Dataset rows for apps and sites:
──────

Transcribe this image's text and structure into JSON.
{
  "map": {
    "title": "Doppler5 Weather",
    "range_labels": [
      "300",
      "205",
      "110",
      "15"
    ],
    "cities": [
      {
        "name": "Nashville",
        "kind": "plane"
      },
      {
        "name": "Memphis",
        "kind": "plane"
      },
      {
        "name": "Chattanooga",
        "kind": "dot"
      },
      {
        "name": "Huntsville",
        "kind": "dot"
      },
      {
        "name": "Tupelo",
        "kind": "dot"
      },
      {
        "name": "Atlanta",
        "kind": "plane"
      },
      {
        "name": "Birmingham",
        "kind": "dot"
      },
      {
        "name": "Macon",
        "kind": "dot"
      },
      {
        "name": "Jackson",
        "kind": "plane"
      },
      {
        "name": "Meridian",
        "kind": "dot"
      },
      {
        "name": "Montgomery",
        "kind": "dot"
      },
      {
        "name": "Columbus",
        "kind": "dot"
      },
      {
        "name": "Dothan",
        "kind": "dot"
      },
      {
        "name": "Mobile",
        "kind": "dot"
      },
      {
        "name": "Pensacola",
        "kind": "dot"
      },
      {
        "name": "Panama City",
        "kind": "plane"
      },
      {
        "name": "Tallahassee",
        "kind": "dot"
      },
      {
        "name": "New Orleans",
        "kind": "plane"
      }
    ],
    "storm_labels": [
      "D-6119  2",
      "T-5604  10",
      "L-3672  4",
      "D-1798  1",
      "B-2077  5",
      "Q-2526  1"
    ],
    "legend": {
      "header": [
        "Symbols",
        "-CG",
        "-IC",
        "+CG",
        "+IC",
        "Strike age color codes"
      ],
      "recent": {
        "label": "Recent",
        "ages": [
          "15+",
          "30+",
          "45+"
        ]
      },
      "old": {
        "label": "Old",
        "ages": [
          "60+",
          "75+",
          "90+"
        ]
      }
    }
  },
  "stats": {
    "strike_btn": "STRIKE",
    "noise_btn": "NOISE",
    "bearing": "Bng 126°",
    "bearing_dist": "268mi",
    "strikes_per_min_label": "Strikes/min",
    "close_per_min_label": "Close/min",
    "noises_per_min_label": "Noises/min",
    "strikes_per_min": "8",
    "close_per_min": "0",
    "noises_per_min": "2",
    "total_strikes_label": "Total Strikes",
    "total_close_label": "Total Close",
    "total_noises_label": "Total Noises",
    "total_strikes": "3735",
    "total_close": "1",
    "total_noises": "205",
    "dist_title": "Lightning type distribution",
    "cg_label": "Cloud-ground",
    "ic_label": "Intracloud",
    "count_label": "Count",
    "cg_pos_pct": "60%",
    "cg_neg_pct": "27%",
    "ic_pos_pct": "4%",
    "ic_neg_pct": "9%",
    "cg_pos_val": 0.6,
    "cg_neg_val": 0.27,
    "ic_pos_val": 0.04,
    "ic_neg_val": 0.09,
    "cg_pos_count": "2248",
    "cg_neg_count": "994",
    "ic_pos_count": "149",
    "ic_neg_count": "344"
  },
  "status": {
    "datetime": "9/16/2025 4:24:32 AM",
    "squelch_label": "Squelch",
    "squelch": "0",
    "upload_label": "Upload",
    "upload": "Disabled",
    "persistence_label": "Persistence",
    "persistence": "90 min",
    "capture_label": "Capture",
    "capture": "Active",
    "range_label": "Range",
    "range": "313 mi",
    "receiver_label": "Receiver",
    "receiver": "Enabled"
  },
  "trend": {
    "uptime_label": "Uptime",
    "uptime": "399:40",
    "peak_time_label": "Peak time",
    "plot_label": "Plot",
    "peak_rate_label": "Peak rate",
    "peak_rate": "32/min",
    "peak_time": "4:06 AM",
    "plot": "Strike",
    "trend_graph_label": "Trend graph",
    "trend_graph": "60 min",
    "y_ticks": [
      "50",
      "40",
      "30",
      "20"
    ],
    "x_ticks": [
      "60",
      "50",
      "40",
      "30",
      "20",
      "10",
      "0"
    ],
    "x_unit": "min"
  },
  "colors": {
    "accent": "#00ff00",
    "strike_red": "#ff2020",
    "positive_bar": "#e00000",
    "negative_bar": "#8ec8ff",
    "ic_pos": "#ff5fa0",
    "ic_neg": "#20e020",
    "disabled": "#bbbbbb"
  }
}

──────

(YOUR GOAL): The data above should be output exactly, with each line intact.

(ANSWER SECTION):
Transcribe this image's text and structure into JSON.
{
  "map": {
    "title": "Doppler5 Weather",
    "range_labels": [
      "300",
      "205",
      "110",
      "15"
    ],
    "cities": [
      {
        "name": "Nashville",
        "kind": "plane"
      },
      {
        "name": "Memphis",
        "kind": "plane"
      },
      {
        "name": "Chattanooga",
        "kind": "dot"
      },
      {
        "name": "Huntsville",
        "kind": "dot"
      },
      {
        "name": "Tupelo",
        "kind": "dot"
      },
      {
        "name": "Atlanta",
        "kind": "plane"
      },
      {
        "name": "Birmingham",
        "kind": "dot"
      },
      {
        "name": "Macon",
        "kind": "dot"
      },
      {
        "name": "Jackson",
        "kind": "plane"
      },
      {
        "name": "Meridian",
        "kind": "dot"
      },
      {
        "name": "Montgomery",
        "kind": "dot"
      },
      {
        "name": "Columbus",
        "kind": "dot"
      },
      {
        "name": "Dothan",
        "kind": "dot"
      },
      {
        "name": "Mobile",
        "kind": "dot"
      },
      {
        "name": "Pensacola",
        "kind": "dot"
      },
      {
        "name": "Panama City",
        "kind": "plane"
      },
      {
        "name": "Tallahassee",
        "kind": "dot"
      },
      {
        "name": "New Orleans",
        "kind": "plane"
      }
    ],
    "storm_labels": [
      "D-6119  2",
      "T-5604  10",
      "L-3672  4",
      "D-1798  1",
      "B-2077  5",
      "Q-2526  1"
    ],
    "legend": {
      "header": [
        "Symbols",
        "-CG",
        "-IC",
        "+CG",
        "+IC",
        "Strike age color codes"
      ],
      "recent": {
        "label": "Recent",
        "ages": [
          "15+",
          "30+",
          "45+"
        ]
      },
      "old": {
        "label": "Old",
        "ages": [
          "60+",
          "75+",
          "90+"
        ]
      }
    }
  },
  "stats": {
    "strike_btn": "STRIKE",
    "noise_btn": "NOISE",
    "bearing": "Bng 126°",
    "bearing_dist": "268mi",
    "strikes_per_min_label": "Strikes/min",
    "close_per_min_label": "Close/min",
    "noises_per_min_label": "Noises/min",
    "strikes_per_min": "8",
    "close_per_min": "0",
    "noises_per_min": "2",
    "total_strikes_label": "Total Strikes",
    "total_close_label": "Total Close",
    "total_noises_label": "Total Noises",
    "total_strikes": "3735",
    "total_close": "1",
    "total_noises": "205",
    "dist_title": "Lightning type distribution",
    "cg_label": "Cloud-ground",
    "ic_label": "Intracloud",
    "count_label": "Count",
    "cg_pos_pct": "60%",
    "cg_neg_pct": "27%",
    "ic_pos_pct": "4%",
    "ic_neg_pct": "9%",
    "cg_pos_val": 0.6,
    "cg_neg_val": 0.27,
    "ic_pos_val": 0.04,
    "ic_neg_val": 0.09,
    "cg_pos_count": "2248",
    "cg_neg_count": "994",
    "ic_pos_count": "149",
    "ic_neg_count": "344"
  },
  "status": {
    "datetime": "9/16/2025 4:24:32 AM",
    "squelch_label": "Squelch",
    "squelch": "0",
    "upload_label": "Upload",
    "upload": "Disabled",
    "persistence_label": "Persistence",
    "persistence": "90 min",
    "capture_label": "Capture",
    "capture": "Active",
    "range_label": "Range",
    "range": "313 mi",
    "receiver_label": "Receiver",
    "receiver": "Enabled"
  },
  "trend": {
    "uptime_label": "Uptime",
    "uptime": "399:40",
    "peak_time_label": "Peak time",
    "plot_label": "Plot",
    "peak_rate_label": "Peak rate",
    "peak_rate": "32/min",
    "peak_time": "4:06 AM",
    "plot": "Strike",
    "trend_graph_label": "Trend graph",
    "trend_graph": "60 min",
    "y_ticks": [
      "50",
      "40",
      "30",
      "20"
    ],
    "x_ticks": [
      "60",
      "50",
      "40",
      "30",
      "20",
      "10",
      "0"
    ],
    "x_unit": "min"
  },
  "colors": {
    "accent": "#00ff00",
    "strike_red": "#ff2020",
    "positive_bar": "#e00000",
    "negative_bar": "#8ec8ff",
    "ic_pos": "#ff5fa0",
    "ic_neg": "#20e020",
    "disabled": "#bbbbbb"
  }
}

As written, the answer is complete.